The Tiger is one of the animals we study.  It’s movements are decisive, controlled, and direct.  It’s a great animal to teach us strength and power.  But, we also look to the Tiger for the character aspect of self-control.  When we ask the kids what they think self-control is, the answer we get back the most often is “control of your mind and body.”   That’s a great answer, and nicely sums things up.  

But, let’s look a little deeper.  Just what is control of your mind?  If you ask the experts (whoever they might be), you would probably get as many answers as people you ask.  But if you ask us, we think control of your mind means taking responsibility for your words and actions.  That old saying…you can’t control the behavior of other people, but you can control your reaction(s) to it” is very true.  It can be tough to not verbally retaliate against a real, or perceived, insult.  But it can be done if self-control is being practiced.   The same is true if we’re not talking reaction, but initiation.  Avoid making derogatory comments, whether in jest or not.  Doing so shows good self-control.  Sure, you might observe someone doing something foolish, but you need not comment on it.  And who knows, that one time you exercise good self-control and not make a comment that could hurt feelings, might be the one time that person needed to move on from a possibly self-destructive act.  Think about that…..NOT saying something might actually save someone harm.  How cool is that??

Moving on to control of your body…..  this could mean so many things.  When practicing your kung fu, it could mean working your balance and flexibility so that your stances, or kicks, or punches are awesome.  When walking on a slippery surface, it could mean knowing how (or how not) to fall to avoid injury.  When confronted with a physical threat, it could mean moving in a way that is protective of yourself, yet not overly aggressive or harmful to another.  Whatever the circumstance, control of your body is as important as control of your mind.  And, after all, the two are tied together, so this all makes obvious sense.

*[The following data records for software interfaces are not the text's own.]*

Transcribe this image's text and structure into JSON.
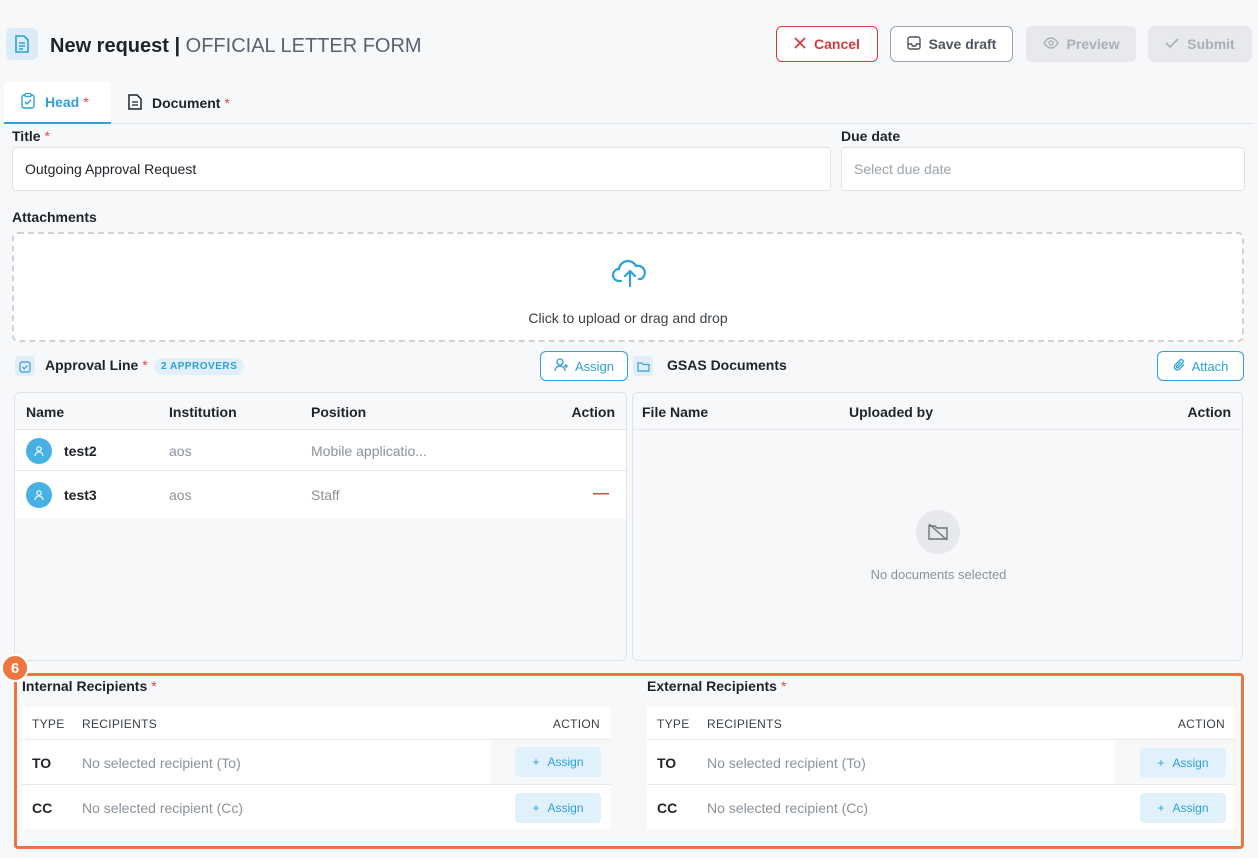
{
  "header": {
    "title_main": "New request",
    "title_sep": " | ",
    "title_sub": "OFFICIAL LETTER FORM",
    "buttons": {
      "cancel": "Cancel",
      "save_draft": "Save draft",
      "preview": "Preview",
      "submit": "Submit"
    }
  },
  "tabs": [
    {
      "label": "Head",
      "required": "*",
      "active": true
    },
    {
      "label": "Document",
      "required": "*",
      "active": false
    }
  ],
  "form": {
    "title_label": "Title",
    "title_required": "*",
    "title_value": "Outgoing Approval Request",
    "due_date_label": "Due date",
    "due_date_placeholder": "Select due date",
    "attachments_label": "Attachments",
    "upload_text": "Click to upload or drag and drop"
  },
  "approval": {
    "title": "Approval Line",
    "required": "*",
    "badge": "2 APPROVERS",
    "assign_label": "Assign",
    "columns": [
      "Name",
      "Institution",
      "Position",
      "Action"
    ],
    "rows": [
      {
        "name": "test2",
        "institution": "aos",
        "position": "Mobile applicatio...",
        "action": ""
      },
      {
        "name": "test3",
        "institution": "aos",
        "position": "Staff",
        "action": "—"
      }
    ]
  },
  "gsas": {
    "title": "GSAS Documents",
    "attach_label": "Attach",
    "columns": [
      "File Name",
      "Uploaded by",
      "Action"
    ],
    "empty_text": "No documents selected"
  },
  "step_badge": "6",
  "internal": {
    "title": "Internal Recipients",
    "required": "*",
    "columns": [
      "TYPE",
      "RECIPIENTS",
      "ACTION"
    ],
    "rows": [
      {
        "type": "TO",
        "recipient": "No selected recipient (To)",
        "action": "Assign"
      },
      {
        "type": "CC",
        "recipient": "No selected recipient (Cc)",
        "action": "Assign"
      }
    ]
  },
  "external": {
    "title": "External Recipients",
    "required": "*",
    "columns": [
      "TYPE",
      "RECIPIENTS",
      "ACTION"
    ],
    "rows": [
      {
        "type": "TO",
        "recipient": "No selected recipient (To)",
        "action": "Assign"
      },
      {
        "type": "CC",
        "recipient": "No selected recipient (Cc)",
        "action": "Assign"
      }
    ]
  },
  "colors": {
    "accent": "#2ea0d6",
    "danger": "#d63b3b",
    "highlight": "#ef7540"
  }
}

So, the next time you’re in the studio, look at the Tiger poster that is above the mirrors.  It reflects on different aspects of self-control….aspects the kids sum up very well….”control of your mind and body.”